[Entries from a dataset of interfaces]

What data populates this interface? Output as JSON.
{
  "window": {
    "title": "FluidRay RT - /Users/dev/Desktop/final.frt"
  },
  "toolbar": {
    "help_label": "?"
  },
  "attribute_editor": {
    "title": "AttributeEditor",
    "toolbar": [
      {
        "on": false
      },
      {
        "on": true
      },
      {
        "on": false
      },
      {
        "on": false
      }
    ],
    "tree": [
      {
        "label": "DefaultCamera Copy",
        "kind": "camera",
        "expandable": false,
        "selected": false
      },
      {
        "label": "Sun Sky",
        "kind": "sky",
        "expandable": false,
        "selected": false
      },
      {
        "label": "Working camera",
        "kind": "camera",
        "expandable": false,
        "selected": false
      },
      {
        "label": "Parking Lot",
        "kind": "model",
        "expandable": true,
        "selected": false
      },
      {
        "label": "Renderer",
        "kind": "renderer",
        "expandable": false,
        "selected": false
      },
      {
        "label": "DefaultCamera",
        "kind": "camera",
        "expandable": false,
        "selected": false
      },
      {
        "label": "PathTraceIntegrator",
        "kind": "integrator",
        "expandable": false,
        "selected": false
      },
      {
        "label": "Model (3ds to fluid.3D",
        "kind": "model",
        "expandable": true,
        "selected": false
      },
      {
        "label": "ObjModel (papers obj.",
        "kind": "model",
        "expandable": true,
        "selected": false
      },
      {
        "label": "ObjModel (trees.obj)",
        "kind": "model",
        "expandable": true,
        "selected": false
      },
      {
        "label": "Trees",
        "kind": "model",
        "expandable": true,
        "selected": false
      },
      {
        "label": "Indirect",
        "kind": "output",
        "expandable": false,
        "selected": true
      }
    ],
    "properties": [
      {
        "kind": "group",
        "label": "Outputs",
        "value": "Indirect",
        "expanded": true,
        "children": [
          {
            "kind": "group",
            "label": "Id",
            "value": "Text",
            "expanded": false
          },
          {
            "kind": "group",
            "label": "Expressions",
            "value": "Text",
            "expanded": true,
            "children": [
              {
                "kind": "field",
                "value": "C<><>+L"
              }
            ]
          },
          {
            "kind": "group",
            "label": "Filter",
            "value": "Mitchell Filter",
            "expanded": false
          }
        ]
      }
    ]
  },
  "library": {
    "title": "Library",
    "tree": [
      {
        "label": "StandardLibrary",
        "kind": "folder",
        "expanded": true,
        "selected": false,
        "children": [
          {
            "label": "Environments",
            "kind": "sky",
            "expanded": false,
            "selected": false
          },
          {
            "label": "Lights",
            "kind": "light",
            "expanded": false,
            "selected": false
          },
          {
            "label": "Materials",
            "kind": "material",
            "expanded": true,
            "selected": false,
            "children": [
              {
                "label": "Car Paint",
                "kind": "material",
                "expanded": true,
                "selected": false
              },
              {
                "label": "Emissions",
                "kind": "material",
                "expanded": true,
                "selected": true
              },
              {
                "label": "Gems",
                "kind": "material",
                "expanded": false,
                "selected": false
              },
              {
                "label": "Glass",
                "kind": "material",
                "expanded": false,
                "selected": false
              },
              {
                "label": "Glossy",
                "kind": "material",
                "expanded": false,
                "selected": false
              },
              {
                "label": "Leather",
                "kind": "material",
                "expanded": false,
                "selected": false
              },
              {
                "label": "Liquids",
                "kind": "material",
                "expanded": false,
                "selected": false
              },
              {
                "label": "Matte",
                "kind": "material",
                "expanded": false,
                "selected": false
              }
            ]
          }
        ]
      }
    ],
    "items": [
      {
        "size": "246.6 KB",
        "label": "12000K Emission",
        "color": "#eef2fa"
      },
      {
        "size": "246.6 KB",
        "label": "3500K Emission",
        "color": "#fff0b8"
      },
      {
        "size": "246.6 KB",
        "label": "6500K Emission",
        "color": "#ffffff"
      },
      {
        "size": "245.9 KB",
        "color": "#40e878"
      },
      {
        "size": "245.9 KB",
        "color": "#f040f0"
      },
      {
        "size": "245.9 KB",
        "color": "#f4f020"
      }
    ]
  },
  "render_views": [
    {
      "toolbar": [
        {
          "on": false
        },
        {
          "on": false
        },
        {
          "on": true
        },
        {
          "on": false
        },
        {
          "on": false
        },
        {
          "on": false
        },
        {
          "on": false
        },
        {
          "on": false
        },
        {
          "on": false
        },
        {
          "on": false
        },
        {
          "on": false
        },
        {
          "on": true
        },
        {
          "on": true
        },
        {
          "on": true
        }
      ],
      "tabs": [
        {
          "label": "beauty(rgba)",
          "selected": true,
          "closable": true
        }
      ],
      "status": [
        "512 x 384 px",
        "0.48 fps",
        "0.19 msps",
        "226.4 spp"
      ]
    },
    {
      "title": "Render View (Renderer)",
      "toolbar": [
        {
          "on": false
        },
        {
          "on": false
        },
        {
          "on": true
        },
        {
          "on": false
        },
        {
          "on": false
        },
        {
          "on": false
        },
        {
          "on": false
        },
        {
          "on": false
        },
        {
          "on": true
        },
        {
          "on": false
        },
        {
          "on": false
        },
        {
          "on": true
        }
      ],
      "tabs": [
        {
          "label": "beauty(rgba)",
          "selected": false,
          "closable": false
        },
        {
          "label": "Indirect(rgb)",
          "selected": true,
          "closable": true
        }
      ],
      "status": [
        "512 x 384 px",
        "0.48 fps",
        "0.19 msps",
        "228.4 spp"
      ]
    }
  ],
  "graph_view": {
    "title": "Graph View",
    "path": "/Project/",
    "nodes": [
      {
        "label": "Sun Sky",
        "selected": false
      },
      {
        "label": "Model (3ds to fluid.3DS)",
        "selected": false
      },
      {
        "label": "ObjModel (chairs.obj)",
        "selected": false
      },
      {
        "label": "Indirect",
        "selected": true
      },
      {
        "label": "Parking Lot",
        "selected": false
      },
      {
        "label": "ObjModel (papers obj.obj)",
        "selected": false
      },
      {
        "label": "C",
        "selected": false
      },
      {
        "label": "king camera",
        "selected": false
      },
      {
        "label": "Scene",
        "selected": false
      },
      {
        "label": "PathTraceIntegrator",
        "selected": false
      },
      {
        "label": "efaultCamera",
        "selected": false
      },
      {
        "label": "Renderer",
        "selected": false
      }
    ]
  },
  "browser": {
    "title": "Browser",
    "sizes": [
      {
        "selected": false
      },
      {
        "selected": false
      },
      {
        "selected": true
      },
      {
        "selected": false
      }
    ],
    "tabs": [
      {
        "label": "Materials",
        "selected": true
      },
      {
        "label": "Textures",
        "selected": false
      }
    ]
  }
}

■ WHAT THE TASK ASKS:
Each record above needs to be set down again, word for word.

■ ANSWER TO THE PROBLEM:
What data populates this interface? Output as JSON.
{
  "window": {
    "title": "FluidRay RT - /Users/dev/Desktop/final.frt"
  },
  "toolbar": {
    "help_label": "?"
  },
  "attribute_editor": {
    "title": "AttributeEditor",
    "toolbar": [
      {
        "on": false
      },
      {
        "on": true
      },
      {
        "on": false
      },
      {
        "on": false
      }
    ],
    "tree": [
      {
        "label": "DefaultCamera Copy",
        "kind": "camera",
        "expandable": false,
        "selected": false
      },
      {
        "label": "Sun Sky",
        "kind": "sky",
        "expandable": false,
        "selected": false
      },
      {
        "label": "Working camera",
        "kind": "camera",
        "expandable": false,
        "selected": false
      },
      {
        "label": "Parking Lot",
        "kind": "model",
        "expandable": true,
        "selected": false
      },
      {
        "label": "Renderer",
        "kind": "renderer",
        "expandable": false,
        "selected": false
      },
      {
        "label": "DefaultCamera",
        "kind": "camera",
        "expandable": false,
        "selected": false
      },
      {
        "label": "PathTraceIntegrator",
        "kind": "integrator",
        "expandable": false,
        "selected": false
      },
      {
        "label": "Model (3ds to fluid.3D",
        "kind": "model",
        "expandable": true,
        "selected": false
      },
      {
        "label": "ObjModel (papers obj.",
        "kind": "model",
        "expandable": true,
        "selected": false
      },
      {
        "label": "ObjModel (trees.obj)",
        "kind": "model",
        "expandable": true,
        "selected": false
      },
      {
        "label": "Trees",
        "kind": "model",
        "expandable": true,
        "selected": false
      },
      {
        "label": "Indirect",
        "kind": "output",
        "expandable": false,
        "selected": true
      }
    ],
    "properties": [
      {
        "kind": "group",
        "label": "Outputs",
        "value": "Indirect",
        "expanded": true,
        "children": [
          {
            "kind": "group",
            "label": "Id",
            "value": "Text",
            "expanded": false
          },
          {
            "kind": "group",
            "label": "Expressions",
            "value": "Text",
            "expanded": true,
            "children": [
              {
                "kind": "field",
                "value": "C<><>+L"
              }
            ]
          },
          {
            "kind": "group",
            "label": "Filter",
            "value": "Mitchell Filter",
            "expanded": false
          }
        ]
      }
    ]
  },
  "library": {
    "title": "Library",
    "tree": [
      {
        "label": "StandardLibrary",
        "kind": "folder",
        "expanded": true,
        "selected": false,
        "children": [
          {
            "label": "Environments",
            "kind": "sky",
            "expanded": false,
            "selected": false
          },
          {
            "label": "Lights",
            "kind": "light",
            "expanded": false,
            "selected": false
          },
          {
            "label": "Materials",
            "kind": "material",
            "expanded": true,
            "selected": false,
            "children": [
              {
                "label": "Car Paint",
                "kind": "material",
                "expanded": true,
                "selected": false
              },
              {
                "label": "Emissions",
                "kind": "material",
                "expanded": true,
                "selected": true
              },
              {
                "label": "Gems",
                "kind": "material",
                "expanded": false,
                "selected": false
              },
              {
                "label": "Glass",
                "kind": "material",
                "expanded": false,
                "selected": false
              },
              {
                "label": "Glossy",
                "kind": "material",
                "expanded": false,
                "selected": false
              },
              {
                "label": "Leather",
                "kind": "material",
                "expanded": false,
                "selected": false
              },
              {
                "label": "Liquids",
                "kind": "material",
                "expanded": false,
                "selected": false
              },
              {
                "label": "Matte",
                "kind": "material",
                "expanded": false,
                "selected": false
              }
            ]
          }
        ]
      }
    ],
    "items": [
      {
        "size": "246.6 KB",
        "label": "12000K Emission",
        "color": "#eef2fa"
      },
      {
        "size": "246.6 KB",
        "label": "3500K Emission",
        "color": "#fff0b8"
      },
      {
        "size": "246.6 KB",
        "label": "6500K Emission",
        "color": "#ffffff"
      },
      {
        "size": "245.9 KB",
        "color": "#40e878"
      },
      {
        "size": "245.9 KB",
        "color": "#f040f0"
      },
      {
        "size": "245.9 KB",
        "color": "#f4f020"
      }
    ]
  },
  "render_views": [
    {
      "toolbar": [
        {
          "on": false
        },
        {
          "on": false
        },
        {
          "on": true
        },
        {
          "on": false
        },
        {
          "on": false
        },
        {
          "on": false
        },
        {
          "on": false
        },
        {
          "on": false
        },
        {
          "on": false
        },
        {
          "on": false
        },
        {
          "on": false
        },
        {
          "on": true
        },
        {
          "on": true
        },
        {
          "on": true
        }
      ],
      "tabs": [
        {
          "label": "beauty(rgba)",
          "selected": true,
          "closable": true
        }
      ],
      "status": [
        "512 x 384 px",
        "0.48 fps",
        "0.19 msps",
        "226.4 spp"
      ]
    },
    {
      "title": "Render View (Renderer)",
      "toolbar": [
        {
          "on": false
        },
        {
          "on": false
        },
        {
          "on": true
        },
        {
          "on": false
        },
        {
          "on": false
        },
        {
          "on": false
        },
        {
          "on": false
        },
        {
          "on": false
        },
        {
          "on": true
        },
        {
          "on": false
        },
        {
          "on": false
        },
        {
          "on": true
        }
      ],
      "tabs": [
        {
          "label": "beauty(rgba)",
          "selected": false,
          "closable": false
        },
        {
          "label": "Indirect(rgb)",
          "selected": true,
          "closable": true
        }
      ],
      "status": [
        "512 x 384 px",
        "0.48 fps",
        "0.19 msps",
        "228.4 spp"
      ]
    }
  ],
  "graph_view": {
    "title": "Graph View",
    "path": "/Project/",
    "nodes": [
      {
        "label": "Sun Sky",
        "selected": false
      },
      {
        "label": "Model (3ds to fluid.3DS)",
        "selected": false
      },
      {
        "label": "ObjModel (chairs.obj)",
        "selected": false
      },
      {
        "label": "Indirect",
        "selected": true
      },
      {
        "label": "Parking Lot",
        "selected": false
      },
      {
        "label": "ObjModel (papers obj.obj)",
        "selected": false
      },
      {
        "label": "C",
        "selected": false
      },
      {
        "label": "king camera",
        "selected": false
      },
      {
        "label": "Scene",
        "selected": false
      },
      {
        "label": "PathTraceIntegrator",
        "selected": false
      },
      {
        "label": "efaultCamera",
        "selected": false
      },
      {
        "label": "Renderer",
        "selected": false
      }
    ]
  },
  "browser": {
    "title": "Browser",
    "sizes": [
      {
        "selected": false
      },
      {
        "selected": false
      },
      {
        "selected": true
      },
      {
        "selected": false
      }
    ],
    "tabs": [
      {
        "label": "Materials",
        "selected": true
      },
      {
        "label": "Textures",
        "selected": false
      }
    ]
  }
}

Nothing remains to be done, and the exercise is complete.